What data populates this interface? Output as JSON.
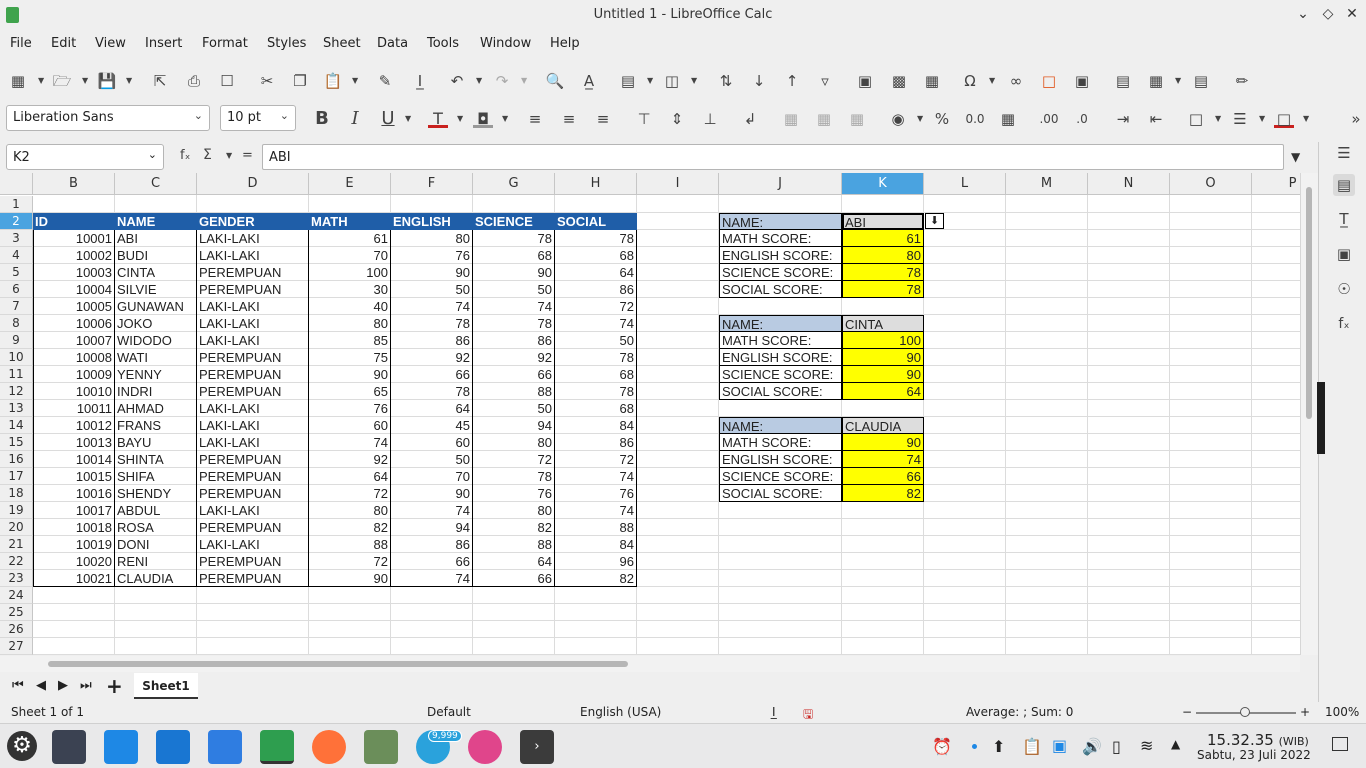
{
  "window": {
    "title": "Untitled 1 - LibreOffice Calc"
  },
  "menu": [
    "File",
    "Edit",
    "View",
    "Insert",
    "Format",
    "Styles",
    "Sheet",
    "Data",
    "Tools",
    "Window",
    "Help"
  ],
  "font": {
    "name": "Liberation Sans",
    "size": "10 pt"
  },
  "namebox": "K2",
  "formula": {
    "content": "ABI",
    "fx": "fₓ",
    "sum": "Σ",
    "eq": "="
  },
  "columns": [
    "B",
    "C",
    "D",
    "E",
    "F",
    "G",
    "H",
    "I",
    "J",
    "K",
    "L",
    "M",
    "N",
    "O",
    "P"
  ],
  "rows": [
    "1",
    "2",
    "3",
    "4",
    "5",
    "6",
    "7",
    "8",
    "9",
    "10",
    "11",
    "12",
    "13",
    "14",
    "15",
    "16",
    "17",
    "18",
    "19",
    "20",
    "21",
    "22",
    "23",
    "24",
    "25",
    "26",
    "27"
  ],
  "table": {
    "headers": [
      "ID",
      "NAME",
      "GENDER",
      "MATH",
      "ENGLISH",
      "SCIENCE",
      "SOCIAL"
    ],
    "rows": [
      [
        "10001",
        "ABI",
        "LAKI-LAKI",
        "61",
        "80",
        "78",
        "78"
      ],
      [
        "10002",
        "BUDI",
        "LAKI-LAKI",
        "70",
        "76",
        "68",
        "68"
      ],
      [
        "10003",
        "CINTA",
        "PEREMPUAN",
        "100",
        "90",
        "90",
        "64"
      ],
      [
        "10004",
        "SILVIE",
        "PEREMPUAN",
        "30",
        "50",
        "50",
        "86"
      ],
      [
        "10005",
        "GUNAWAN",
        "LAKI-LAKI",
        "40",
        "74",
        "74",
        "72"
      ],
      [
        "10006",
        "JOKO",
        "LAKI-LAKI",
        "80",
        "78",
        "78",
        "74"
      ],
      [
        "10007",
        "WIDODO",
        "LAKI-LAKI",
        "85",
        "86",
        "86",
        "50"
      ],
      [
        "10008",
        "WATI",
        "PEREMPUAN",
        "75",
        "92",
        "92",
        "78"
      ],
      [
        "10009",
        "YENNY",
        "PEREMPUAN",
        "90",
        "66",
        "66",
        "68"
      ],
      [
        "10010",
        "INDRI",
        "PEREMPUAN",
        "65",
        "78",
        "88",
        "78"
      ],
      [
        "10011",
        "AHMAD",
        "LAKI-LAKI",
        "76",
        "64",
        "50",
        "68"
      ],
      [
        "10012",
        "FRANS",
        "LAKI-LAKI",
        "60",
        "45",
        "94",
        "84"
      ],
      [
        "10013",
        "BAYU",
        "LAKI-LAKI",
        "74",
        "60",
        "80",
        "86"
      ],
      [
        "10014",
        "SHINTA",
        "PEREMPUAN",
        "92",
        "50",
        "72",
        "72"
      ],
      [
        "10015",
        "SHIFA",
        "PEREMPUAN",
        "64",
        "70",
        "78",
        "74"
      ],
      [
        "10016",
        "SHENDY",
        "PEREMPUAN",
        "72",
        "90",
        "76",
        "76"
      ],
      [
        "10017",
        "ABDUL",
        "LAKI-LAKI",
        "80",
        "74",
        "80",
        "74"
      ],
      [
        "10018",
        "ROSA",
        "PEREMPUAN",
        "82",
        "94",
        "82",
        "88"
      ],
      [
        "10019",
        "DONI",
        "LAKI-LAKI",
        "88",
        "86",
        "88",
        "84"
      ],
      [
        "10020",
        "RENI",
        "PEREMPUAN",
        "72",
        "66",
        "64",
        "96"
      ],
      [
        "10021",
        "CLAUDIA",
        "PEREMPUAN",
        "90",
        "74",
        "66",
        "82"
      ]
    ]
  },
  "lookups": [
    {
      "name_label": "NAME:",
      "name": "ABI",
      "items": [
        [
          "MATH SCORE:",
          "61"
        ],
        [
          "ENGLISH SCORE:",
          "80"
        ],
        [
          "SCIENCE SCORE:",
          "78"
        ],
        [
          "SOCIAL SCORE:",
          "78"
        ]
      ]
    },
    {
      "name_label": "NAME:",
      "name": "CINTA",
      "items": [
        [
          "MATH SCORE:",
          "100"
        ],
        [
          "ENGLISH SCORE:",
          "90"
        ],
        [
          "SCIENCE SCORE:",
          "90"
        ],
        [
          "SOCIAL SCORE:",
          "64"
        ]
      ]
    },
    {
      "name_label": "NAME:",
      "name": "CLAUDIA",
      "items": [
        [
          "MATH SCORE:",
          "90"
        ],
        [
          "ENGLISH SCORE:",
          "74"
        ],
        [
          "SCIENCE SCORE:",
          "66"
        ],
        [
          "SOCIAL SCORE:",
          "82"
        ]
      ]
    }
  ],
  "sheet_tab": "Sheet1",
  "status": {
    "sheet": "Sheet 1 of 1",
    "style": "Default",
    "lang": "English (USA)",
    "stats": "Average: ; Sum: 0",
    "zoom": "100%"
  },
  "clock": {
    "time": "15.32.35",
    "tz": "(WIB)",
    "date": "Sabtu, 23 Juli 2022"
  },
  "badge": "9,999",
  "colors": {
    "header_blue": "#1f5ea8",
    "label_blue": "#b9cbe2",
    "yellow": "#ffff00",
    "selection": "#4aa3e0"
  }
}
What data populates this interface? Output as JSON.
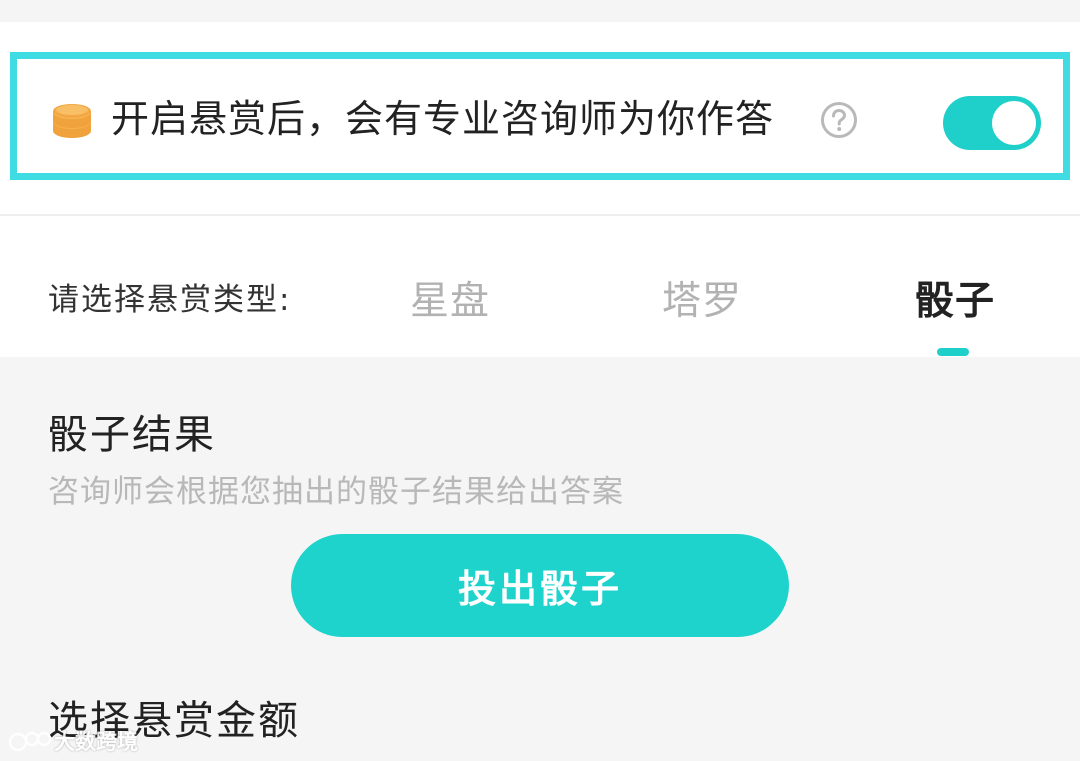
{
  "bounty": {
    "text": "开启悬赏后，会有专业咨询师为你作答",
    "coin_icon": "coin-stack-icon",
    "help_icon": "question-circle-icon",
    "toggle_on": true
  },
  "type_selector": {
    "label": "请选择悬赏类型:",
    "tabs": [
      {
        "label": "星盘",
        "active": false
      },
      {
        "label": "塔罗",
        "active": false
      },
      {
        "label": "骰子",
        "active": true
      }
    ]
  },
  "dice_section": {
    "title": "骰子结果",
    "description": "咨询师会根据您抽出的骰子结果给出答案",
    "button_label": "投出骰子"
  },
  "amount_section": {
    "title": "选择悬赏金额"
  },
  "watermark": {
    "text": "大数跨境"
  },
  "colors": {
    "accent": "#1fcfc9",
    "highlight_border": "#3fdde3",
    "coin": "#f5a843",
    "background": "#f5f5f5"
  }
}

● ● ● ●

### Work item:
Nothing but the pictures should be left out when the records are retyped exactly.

### Reply to the task:
What data populates this interface? Output as JSON.
{
  "window": {
    "title": "Untitled 1 - LibreOffice Calc"
  },
  "menu": [
    "File",
    "Edit",
    "View",
    "Insert",
    "Format",
    "Styles",
    "Sheet",
    "Data",
    "Tools",
    "Window",
    "Help"
  ],
  "font": {
    "name": "Liberation Sans",
    "size": "10 pt"
  },
  "namebox": "K2",
  "formula": {
    "content": "ABI",
    "fx": "fₓ",
    "sum": "Σ",
    "eq": "="
  },
  "columns": [
    "B",
    "C",
    "D",
    "E",
    "F",
    "G",
    "H",
    "I",
    "J",
    "K",
    "L",
    "M",
    "N",
    "O",
    "P"
  ],
  "rows": [
    "1",
    "2",
    "3",
    "4",
    "5",
    "6",
    "7",
    "8",
    "9",
    "10",
    "11",
    "12",
    "13",
    "14",
    "15",
    "16",
    "17",
    "18",
    "19",
    "20",
    "21",
    "22",
    "23",
    "24",
    "25",
    "26",
    "27"
  ],
  "table": {
    "headers": [
      "ID",
      "NAME",
      "GENDER",
      "MATH",
      "ENGLISH",
      "SCIENCE",
      "SOCIAL"
    ],
    "rows": [
      [
        "10001",
        "ABI",
        "LAKI-LAKI",
        "61",
        "80",
        "78",
        "78"
      ],
      [
        "10002",
        "BUDI",
        "LAKI-LAKI",
        "70",
        "76",
        "68",
        "68"
      ],
      [
        "10003",
        "CINTA",
        "PEREMPUAN",
        "100",
        "90",
        "90",
        "64"
      ],
      [
        "10004",
        "SILVIE",
        "PEREMPUAN",
        "30",
        "50",
        "50",
        "86"
      ],
      [
        "10005",
        "GUNAWAN",
        "LAKI-LAKI",
        "40",
        "74",
        "74",
        "72"
      ],
      [
        "10006",
        "JOKO",
        "LAKI-LAKI",
        "80",
        "78",
        "78",
        "74"
      ],
      [
        "10007",
        "WIDODO",
        "LAKI-LAKI",
        "85",
        "86",
        "86",
        "50"
      ],
      [
        "10008",
        "WATI",
        "PEREMPUAN",
        "75",
        "92",
        "92",
        "78"
      ],
      [
        "10009",
        "YENNY",
        "PEREMPUAN",
        "90",
        "66",
        "66",
        "68"
      ],
      [
        "10010",
        "INDRI",
        "PEREMPUAN",
        "65",
        "78",
        "88",
        "78"
      ],
      [
        "10011",
        "AHMAD",
        "LAKI-LAKI",
        "76",
        "64",
        "50",
        "68"
      ],
      [
        "10012",
        "FRANS",
        "LAKI-LAKI",
        "60",
        "45",
        "94",
        "84"
      ],
      [
        "10013",
        "BAYU",
        "LAKI-LAKI",
        "74",
        "60",
        "80",
        "86"
      ],
      [
        "10014",
        "SHINTA",
        "PEREMPUAN",
        "92",
        "50",
        "72",
        "72"
      ],
      [
        "10015",
        "SHIFA",
        "PEREMPUAN",
        "64",
        "70",
        "78",
        "74"
      ],
      [
        "10016",
        "SHENDY",
        "PEREMPUAN",
        "72",
        "90",
        "76",
        "76"
      ],
      [
        "10017",
        "ABDUL",
        "LAKI-LAKI",
        "80",
        "74",
        "80",
        "74"
      ],
      [
        "10018",
        "ROSA",
        "PEREMPUAN",
        "82",
        "94",
        "82",
        "88"
      ],
      [
        "10019",
        "DONI",
        "LAKI-LAKI",
        "88",
        "86",
        "88",
        "84"
      ],
      [
        "10020",
        "RENI",
        "PEREMPUAN",
        "72",
        "66",
        "64",
        "96"
      ],
      [
        "10021",
        "CLAUDIA",
        "PEREMPUAN",
        "90",
        "74",
        "66",
        "82"
      ]
    ]
  },
  "lookups": [
    {
      "name_label": "NAME:",
      "name": "ABI",
      "items": [
        [
          "MATH SCORE:",
          "61"
        ],
        [
          "ENGLISH SCORE:",
          "80"
        ],
        [
          "SCIENCE SCORE:",
          "78"
        ],
        [
          "SOCIAL SCORE:",
          "78"
        ]
      ]
    },
    {
      "name_label": "NAME:",
      "name": "CINTA",
      "items": [
        [
          "MATH SCORE:",
          "100"
        ],
        [
          "ENGLISH SCORE:",
          "90"
        ],
        [
          "SCIENCE SCORE:",
          "90"
        ],
        [
          "SOCIAL SCORE:",
          "64"
        ]
      ]
    },
    {
      "name_label": "NAME:",
      "name": "CLAUDIA",
      "items": [
        [
          "MATH SCORE:",
          "90"
        ],
        [
          "ENGLISH SCORE:",
          "74"
        ],
        [
          "SCIENCE SCORE:",
          "66"
        ],
        [
          "SOCIAL SCORE:",
          "82"
        ]
      ]
    }
  ],
  "sheet_tab": "Sheet1",
  "status": {
    "sheet": "Sheet 1 of 1",
    "style": "Default",
    "lang": "English (USA)",
    "stats": "Average: ; Sum: 0",
    "zoom": "100%"
  },
  "clock": {
    "time": "15.32.35",
    "tz": "(WIB)",
    "date": "Sabtu, 23 Juli 2022"
  },
  "badge": "9,999",
  "colors": {
    "header_blue": "#1f5ea8",
    "label_blue": "#b9cbe2",
    "yellow": "#ffff00",
    "selection": "#4aa3e0"
  }
}
What data populates this interface? Output as JSON.
{
  "bounty": {
    "text": "开启悬赏后，会有专业咨询师为你作答",
    "coin_icon": "coin-stack-icon",
    "help_icon": "question-circle-icon",
    "toggle_on": true
  },
  "type_selector": {
    "label": "请选择悬赏类型:",
    "tabs": [
      {
        "label": "星盘",
        "active": false
      },
      {
        "label": "塔罗",
        "active": false
      },
      {
        "label": "骰子",
        "active": true
      }
    ]
  },
  "dice_section": {
    "title": "骰子结果",
    "description": "咨询师会根据您抽出的骰子结果给出答案",
    "button_label": "投出骰子"
  },
  "amount_section": {
    "title": "选择悬赏金额"
  },
  "watermark": {
    "text": "大数跨境"
  },
  "colors": {
    "accent": "#1fcfc9",
    "highlight_border": "#3fdde3",
    "coin": "#f5a843",
    "background": "#f5f5f5"
  }
}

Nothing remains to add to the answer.